In the records that follow, locate every line with "JSON" and extract it.
___ Task material
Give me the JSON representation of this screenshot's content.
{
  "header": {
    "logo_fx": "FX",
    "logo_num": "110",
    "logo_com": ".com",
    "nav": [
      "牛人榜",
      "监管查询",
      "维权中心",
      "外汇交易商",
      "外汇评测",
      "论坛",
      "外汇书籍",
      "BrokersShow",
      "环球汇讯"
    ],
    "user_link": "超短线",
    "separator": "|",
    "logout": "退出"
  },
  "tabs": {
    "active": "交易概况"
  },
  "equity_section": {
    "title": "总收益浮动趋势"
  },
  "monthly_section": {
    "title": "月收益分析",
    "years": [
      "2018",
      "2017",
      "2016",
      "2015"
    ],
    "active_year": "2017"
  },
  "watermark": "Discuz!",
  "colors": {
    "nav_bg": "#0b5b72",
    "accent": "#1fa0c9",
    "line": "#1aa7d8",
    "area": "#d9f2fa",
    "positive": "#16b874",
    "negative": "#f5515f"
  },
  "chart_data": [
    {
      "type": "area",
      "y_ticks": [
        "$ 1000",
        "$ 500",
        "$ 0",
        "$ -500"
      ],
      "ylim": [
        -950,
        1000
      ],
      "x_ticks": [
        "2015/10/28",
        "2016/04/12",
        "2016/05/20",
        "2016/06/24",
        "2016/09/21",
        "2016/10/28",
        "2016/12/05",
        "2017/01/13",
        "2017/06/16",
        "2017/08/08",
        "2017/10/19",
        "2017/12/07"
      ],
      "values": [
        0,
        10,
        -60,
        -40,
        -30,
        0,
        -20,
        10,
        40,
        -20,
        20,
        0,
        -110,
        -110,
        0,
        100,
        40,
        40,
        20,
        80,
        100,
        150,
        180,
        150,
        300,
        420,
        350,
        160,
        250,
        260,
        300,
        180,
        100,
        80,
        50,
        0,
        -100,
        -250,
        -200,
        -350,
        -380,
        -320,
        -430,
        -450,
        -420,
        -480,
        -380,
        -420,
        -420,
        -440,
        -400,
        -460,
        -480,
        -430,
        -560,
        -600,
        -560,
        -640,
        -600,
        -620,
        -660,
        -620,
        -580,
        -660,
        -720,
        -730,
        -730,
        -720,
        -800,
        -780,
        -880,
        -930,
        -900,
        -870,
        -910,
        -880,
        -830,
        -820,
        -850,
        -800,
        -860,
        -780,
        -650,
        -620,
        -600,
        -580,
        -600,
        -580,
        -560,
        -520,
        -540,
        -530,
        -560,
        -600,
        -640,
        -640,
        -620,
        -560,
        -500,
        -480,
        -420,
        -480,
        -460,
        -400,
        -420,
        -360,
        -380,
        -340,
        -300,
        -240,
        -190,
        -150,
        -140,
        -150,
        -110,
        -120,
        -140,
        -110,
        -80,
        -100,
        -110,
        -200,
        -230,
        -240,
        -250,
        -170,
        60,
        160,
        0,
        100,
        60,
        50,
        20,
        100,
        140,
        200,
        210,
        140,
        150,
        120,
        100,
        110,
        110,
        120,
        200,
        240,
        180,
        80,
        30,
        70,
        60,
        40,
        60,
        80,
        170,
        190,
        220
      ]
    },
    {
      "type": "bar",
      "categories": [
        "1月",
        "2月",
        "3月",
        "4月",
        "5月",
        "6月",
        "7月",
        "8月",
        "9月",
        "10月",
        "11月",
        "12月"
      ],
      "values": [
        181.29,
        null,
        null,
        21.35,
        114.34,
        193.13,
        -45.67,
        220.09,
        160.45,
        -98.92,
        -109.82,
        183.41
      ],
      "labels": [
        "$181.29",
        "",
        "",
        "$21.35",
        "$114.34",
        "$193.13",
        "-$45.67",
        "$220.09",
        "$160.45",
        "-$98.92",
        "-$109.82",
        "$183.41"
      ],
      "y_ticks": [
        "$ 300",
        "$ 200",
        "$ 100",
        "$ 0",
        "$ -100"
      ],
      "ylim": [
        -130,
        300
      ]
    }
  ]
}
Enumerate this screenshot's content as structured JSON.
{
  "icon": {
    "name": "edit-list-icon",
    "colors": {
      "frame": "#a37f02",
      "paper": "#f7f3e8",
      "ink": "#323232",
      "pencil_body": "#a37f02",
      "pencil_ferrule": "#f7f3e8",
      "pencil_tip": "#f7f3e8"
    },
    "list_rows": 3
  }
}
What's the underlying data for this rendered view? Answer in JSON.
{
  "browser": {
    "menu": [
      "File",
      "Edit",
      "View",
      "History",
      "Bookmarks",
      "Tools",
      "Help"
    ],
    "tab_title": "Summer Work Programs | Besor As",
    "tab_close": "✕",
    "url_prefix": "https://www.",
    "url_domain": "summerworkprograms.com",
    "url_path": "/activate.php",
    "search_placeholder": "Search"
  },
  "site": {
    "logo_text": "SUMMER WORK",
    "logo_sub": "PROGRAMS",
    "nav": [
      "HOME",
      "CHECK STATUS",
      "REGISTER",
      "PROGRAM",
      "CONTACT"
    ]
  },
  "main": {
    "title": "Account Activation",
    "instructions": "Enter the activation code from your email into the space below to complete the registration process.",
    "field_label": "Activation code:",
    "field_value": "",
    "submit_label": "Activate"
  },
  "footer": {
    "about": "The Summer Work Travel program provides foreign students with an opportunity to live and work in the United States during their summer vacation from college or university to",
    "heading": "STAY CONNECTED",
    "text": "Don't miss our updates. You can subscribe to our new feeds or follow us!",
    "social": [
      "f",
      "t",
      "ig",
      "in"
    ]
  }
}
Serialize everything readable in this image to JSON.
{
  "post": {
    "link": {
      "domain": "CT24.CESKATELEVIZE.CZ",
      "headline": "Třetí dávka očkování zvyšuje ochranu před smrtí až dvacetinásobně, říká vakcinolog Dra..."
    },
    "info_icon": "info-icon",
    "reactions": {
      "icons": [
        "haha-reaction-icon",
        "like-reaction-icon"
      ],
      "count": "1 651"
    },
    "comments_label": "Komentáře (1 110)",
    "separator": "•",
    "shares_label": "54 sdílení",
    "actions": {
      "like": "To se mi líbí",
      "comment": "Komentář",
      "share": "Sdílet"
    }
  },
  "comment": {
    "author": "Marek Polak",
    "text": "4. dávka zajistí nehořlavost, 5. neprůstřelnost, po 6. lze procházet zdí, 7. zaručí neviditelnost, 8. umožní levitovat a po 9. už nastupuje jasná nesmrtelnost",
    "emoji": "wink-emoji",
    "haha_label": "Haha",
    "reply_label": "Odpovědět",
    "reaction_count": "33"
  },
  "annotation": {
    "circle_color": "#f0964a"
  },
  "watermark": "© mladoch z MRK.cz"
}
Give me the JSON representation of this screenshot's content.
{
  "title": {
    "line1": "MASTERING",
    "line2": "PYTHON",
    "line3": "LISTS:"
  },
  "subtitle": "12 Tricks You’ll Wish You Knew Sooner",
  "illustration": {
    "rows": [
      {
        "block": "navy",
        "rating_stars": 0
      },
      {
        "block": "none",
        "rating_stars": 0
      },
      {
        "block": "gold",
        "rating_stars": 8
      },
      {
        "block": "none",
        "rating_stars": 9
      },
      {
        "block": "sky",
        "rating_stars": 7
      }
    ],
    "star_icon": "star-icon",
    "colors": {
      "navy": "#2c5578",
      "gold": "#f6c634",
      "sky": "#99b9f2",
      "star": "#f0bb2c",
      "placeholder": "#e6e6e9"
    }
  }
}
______
Written answer –
Give me the JSON representation of this screenshot's content.
Enumerate this screenshot's content as structured JSON.
What's the underlying data for this rendered view? Answer in JSON.
Serialize everything readable in this image to JSON.
Give me the JSON representation of this screenshot's content.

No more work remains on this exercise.